With Scott Grandstaff on this one.
I’m offering a grind angle of between 25 and 30 deg, and a hone angle somewhere
above that. Not sure if it really matters for a plane.
If you ever have the opportunity to inspect a time capsule tool chest that some
old time tradesman closed the lid on 40 or 50 years ago and hasn’t been tampered
with since, you will likely be astounded at the variety of cutter angles. Yet
apparently the tools worked. If the only grinder available is manually operated,
then nice even grinds at specific angles might not be all that alluring.
On the other hand, I’ve never used a manually operated grinder, and I do like to
achieve an even grind on cutters, and a nice shiny honed back, so I’m a habitual
tool sharpener. I’ve got to admit that out on site there’s an element of smug
pride in handing a chisel to another carpenter, and having to look him straight
in the eye and give a ‘this is sharp, proper sharp’ warning.
And this might come as a surprise to the non tradesmen members of this list.
Sharp tools on work sites are unusual.
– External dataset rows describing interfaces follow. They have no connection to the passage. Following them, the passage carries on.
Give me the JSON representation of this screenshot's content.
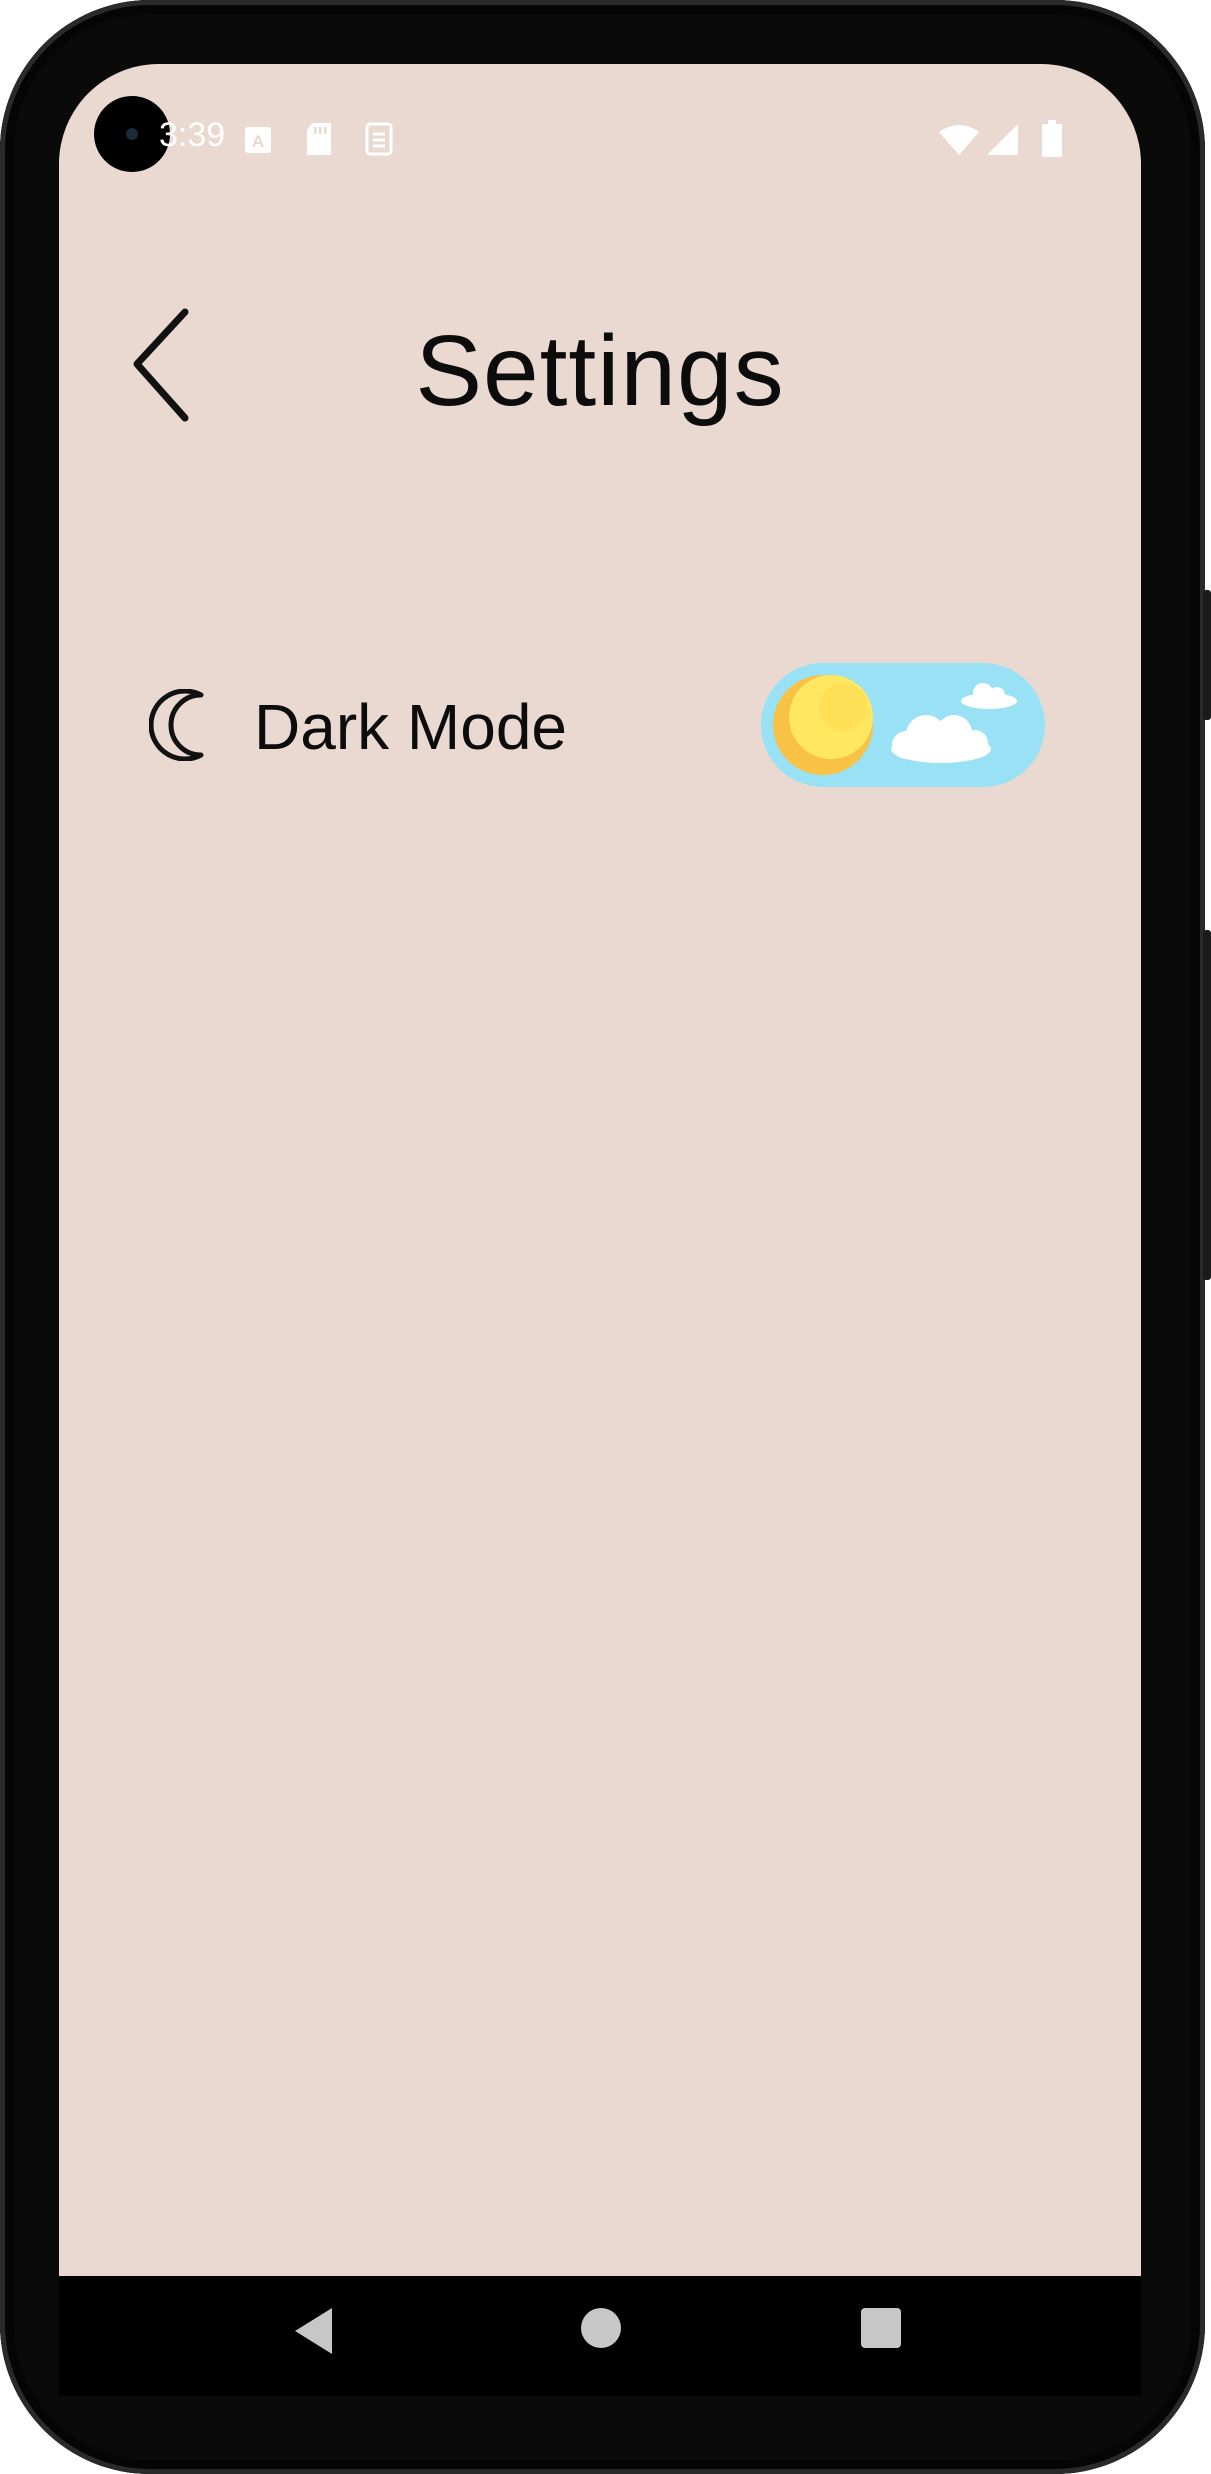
{
  "status_bar": {
    "time": "3:39",
    "icons": [
      "text-icon",
      "sd-card-icon",
      "sync-icon",
      "wifi-icon",
      "signal-icon",
      "battery-icon"
    ]
  },
  "header": {
    "title": "Settings",
    "back_icon": "chevron-left-icon"
  },
  "settings": {
    "items": [
      {
        "icon": "moon-icon",
        "label": "Dark Mode",
        "toggle": {
          "state": "off",
          "theme": "day",
          "colors": {
            "track": "#99e1f5",
            "sun": "#ffe760",
            "sun_shadow": "#f7c246",
            "cloud": "#ffffff"
          }
        }
      }
    ]
  },
  "nav_bar": {
    "buttons": [
      "back-triangle-icon",
      "home-circle-icon",
      "recents-square-icon"
    ]
  },
  "colors": {
    "background": "#e9d9d1",
    "text": "#0c0c0c",
    "device": "#0a0a0a"
  }
}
It’s probably always been thus, tools
only need to be sharp enough to earn you a wage.
Oh, and in my 40 odd years of work, carpenters were always ‘him’. It wasn’t
until 2018 that I worked with a carpenter that was a ‘her’. Not to disappoint,
her tools were atrociously un-sharp.